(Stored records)
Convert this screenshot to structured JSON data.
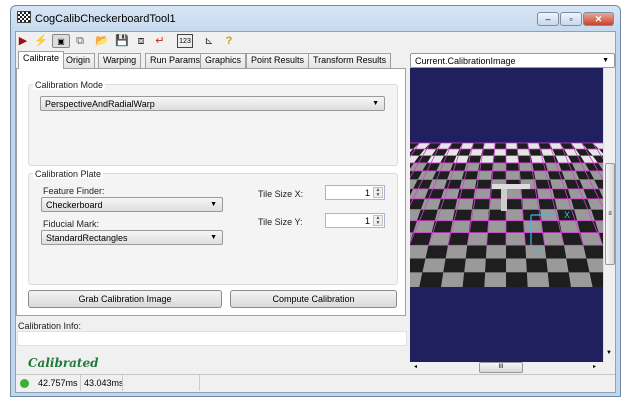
{
  "window": {
    "title": "CogCalibCheckerboardTool1",
    "icon": "checkerboard-icon",
    "buttons": [
      "minimize",
      "maximize",
      "close"
    ]
  },
  "toolbar": {
    "icons": [
      "run-icon",
      "electric-icon",
      "show-icon",
      "float-icon",
      "open-icon",
      "save-icon",
      "reset-icon",
      "import-icon",
      "numbers-icon",
      "tool-icon",
      "help-icon"
    ]
  },
  "tabs": [
    {
      "label": "Calibrate",
      "active": true
    },
    {
      "label": "Origin"
    },
    {
      "label": "Warping"
    },
    {
      "label": "Run Params"
    },
    {
      "label": "Graphics"
    },
    {
      "label": "Point Results"
    },
    {
      "label": "Transform Results"
    }
  ],
  "calibrate": {
    "mode_group": "Calibration Mode",
    "mode_value": "PerspectiveAndRadialWarp",
    "plate_group": "Calibration Plate",
    "feature_finder_label": "Feature Finder:",
    "feature_finder_value": "Checkerboard",
    "fiducial_label": "Fiducial Mark:",
    "fiducial_value": "StandardRectangles",
    "tile_x_label": "Tile Size X:",
    "tile_x_value": "1",
    "tile_y_label": "Tile Size Y:",
    "tile_y_value": "1",
    "grab_button": "Grab Calibration Image",
    "compute_button": "Compute Calibration"
  },
  "info": {
    "label": "Calibration Info:",
    "value": "",
    "status": "Calibrated",
    "status_color": "#1f7a3a"
  },
  "image": {
    "selector": "Current.CalibrationImage",
    "background": "#20205e",
    "grid_color": "#d040d0",
    "axis_color": "#40b8e8",
    "axis_x": "X",
    "axis_y": "Y"
  },
  "statusbar": {
    "indicator_color": "#3cb034",
    "time1": "42.757ms",
    "time2": "43.043ms"
  }
}
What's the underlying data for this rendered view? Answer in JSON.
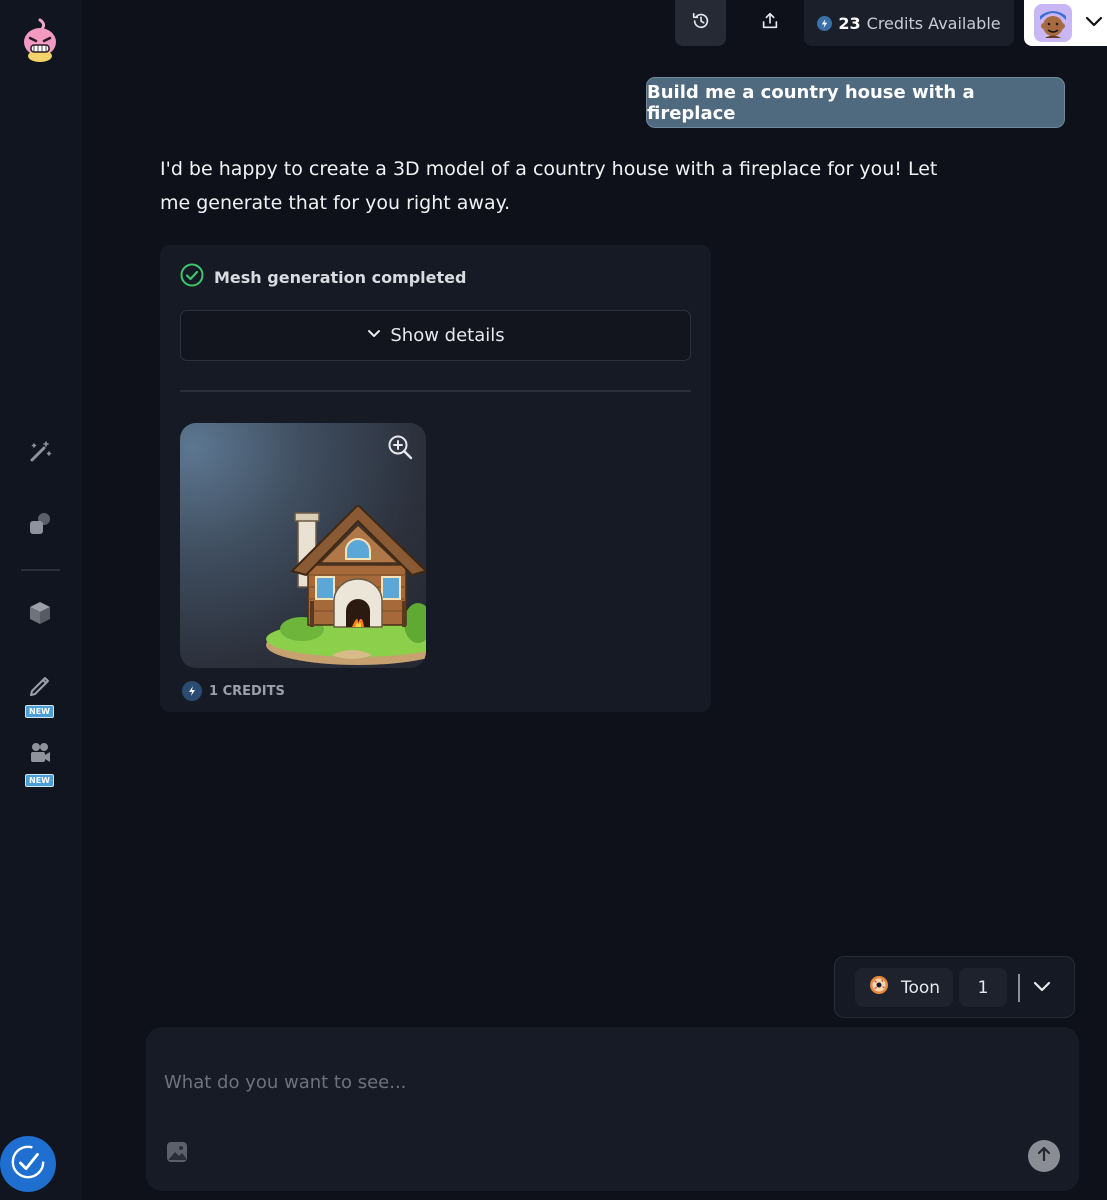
{
  "topbar": {
    "credits_count": "23",
    "credits_label": "Credits Available"
  },
  "sidebar": {
    "items": [
      {
        "icon": "magic-wand-icon"
      },
      {
        "icon": "shapes-icon"
      },
      {
        "icon": "cube-icon"
      },
      {
        "icon": "pencil-icon",
        "badge": "NEW"
      },
      {
        "icon": "video-camera-icon",
        "badge": "NEW"
      }
    ]
  },
  "chat": {
    "user_message": "Build me a country house with a fireplace",
    "assistant_message": "I'd be happy to create a 3D model of a country house with a fireplace for you! Let me generate that for you right away.",
    "generation": {
      "status": "Mesh generation completed",
      "details_label": "Show details",
      "cost": "1 CREDITS"
    }
  },
  "style_selector": {
    "style": "Toon",
    "count": "1"
  },
  "prompt": {
    "placeholder": "What do you want to see..."
  },
  "colors": {
    "background": "#0e1119",
    "user_bubble": "#4f6a7e",
    "success": "#3ec46d",
    "accent": "#1e6fd0"
  }
}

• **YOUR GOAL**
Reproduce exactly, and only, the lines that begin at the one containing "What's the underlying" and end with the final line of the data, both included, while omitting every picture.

• **YOUR SOLUTION**
What's the underlying data for this rendered view? Answer in JSON.
{
  "topbar": {
    "credits_count": "23",
    "credits_label": "Credits Available"
  },
  "sidebar": {
    "items": [
      {
        "icon": "magic-wand-icon"
      },
      {
        "icon": "shapes-icon"
      },
      {
        "icon": "cube-icon"
      },
      {
        "icon": "pencil-icon",
        "badge": "NEW"
      },
      {
        "icon": "video-camera-icon",
        "badge": "NEW"
      }
    ]
  },
  "chat": {
    "user_message": "Build me a country house with a fireplace",
    "assistant_message": "I'd be happy to create a 3D model of a country house with a fireplace for you! Let me generate that for you right away.",
    "generation": {
      "status": "Mesh generation completed",
      "details_label": "Show details",
      "cost": "1 CREDITS"
    }
  },
  "style_selector": {
    "style": "Toon",
    "count": "1"
  },
  "prompt": {
    "placeholder": "What do you want to see..."
  },
  "colors": {
    "background": "#0e1119",
    "user_bubble": "#4f6a7e",
    "success": "#3ec46d",
    "accent": "#1e6fd0"
  }
}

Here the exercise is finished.